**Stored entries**
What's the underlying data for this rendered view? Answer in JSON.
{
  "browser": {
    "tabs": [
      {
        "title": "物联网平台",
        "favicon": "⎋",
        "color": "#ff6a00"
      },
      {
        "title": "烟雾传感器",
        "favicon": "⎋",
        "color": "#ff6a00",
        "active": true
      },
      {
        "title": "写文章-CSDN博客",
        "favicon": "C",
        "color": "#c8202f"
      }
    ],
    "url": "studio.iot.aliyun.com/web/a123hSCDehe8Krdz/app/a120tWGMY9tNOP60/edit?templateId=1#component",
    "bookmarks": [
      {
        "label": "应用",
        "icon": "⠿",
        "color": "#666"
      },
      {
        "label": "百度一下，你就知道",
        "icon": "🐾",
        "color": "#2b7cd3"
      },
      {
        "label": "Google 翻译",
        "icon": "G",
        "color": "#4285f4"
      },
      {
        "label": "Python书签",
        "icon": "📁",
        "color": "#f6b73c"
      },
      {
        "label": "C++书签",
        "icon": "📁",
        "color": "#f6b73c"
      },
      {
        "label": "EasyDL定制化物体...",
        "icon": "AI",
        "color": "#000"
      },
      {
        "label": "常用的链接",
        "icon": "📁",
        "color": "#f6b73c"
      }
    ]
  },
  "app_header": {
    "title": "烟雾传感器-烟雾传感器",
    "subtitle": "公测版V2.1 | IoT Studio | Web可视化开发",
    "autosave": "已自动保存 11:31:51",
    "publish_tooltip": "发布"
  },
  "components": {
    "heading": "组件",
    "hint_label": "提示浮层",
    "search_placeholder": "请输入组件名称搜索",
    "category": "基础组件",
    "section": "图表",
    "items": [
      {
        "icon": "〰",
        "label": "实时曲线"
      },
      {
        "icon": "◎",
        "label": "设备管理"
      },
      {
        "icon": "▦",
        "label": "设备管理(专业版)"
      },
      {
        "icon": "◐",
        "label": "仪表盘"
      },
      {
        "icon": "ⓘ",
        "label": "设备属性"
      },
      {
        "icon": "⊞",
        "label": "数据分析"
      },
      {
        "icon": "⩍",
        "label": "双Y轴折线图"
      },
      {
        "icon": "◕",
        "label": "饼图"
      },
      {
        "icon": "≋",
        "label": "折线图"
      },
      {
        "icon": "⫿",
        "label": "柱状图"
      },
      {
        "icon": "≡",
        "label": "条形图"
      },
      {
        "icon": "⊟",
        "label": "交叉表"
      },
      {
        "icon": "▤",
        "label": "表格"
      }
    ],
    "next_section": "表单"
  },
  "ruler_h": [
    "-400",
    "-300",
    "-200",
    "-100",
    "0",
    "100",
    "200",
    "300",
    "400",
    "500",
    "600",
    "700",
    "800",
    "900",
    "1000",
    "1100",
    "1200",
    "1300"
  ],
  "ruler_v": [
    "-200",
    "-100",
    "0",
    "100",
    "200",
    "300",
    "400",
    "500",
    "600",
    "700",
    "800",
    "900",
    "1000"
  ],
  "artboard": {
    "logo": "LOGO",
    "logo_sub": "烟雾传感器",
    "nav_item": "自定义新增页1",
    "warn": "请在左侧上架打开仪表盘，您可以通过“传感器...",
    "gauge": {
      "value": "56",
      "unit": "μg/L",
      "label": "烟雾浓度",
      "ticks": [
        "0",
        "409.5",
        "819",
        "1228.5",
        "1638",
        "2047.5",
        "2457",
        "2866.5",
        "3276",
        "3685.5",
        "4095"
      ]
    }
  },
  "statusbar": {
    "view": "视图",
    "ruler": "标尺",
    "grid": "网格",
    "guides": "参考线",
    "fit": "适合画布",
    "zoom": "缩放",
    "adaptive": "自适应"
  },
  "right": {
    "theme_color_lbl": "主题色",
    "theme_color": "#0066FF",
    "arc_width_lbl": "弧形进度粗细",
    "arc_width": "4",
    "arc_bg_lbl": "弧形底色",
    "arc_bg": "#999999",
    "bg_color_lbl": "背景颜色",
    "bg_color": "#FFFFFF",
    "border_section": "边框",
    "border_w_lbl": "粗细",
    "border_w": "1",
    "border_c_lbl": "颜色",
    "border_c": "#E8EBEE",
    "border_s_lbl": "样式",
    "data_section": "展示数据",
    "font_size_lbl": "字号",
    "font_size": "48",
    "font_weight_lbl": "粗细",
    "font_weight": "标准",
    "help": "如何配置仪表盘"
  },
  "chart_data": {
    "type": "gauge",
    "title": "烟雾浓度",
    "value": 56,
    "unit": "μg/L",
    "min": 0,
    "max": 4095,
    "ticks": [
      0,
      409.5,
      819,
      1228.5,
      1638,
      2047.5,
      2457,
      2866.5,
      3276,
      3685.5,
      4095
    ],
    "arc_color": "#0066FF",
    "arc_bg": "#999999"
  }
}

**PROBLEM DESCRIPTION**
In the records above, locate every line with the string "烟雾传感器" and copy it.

**ANSWER TO THIS TASK**
        "title": "烟雾传感器",
    "title": "烟雾传感器-烟雾传感器",
    "logo_sub": "烟雾传感器",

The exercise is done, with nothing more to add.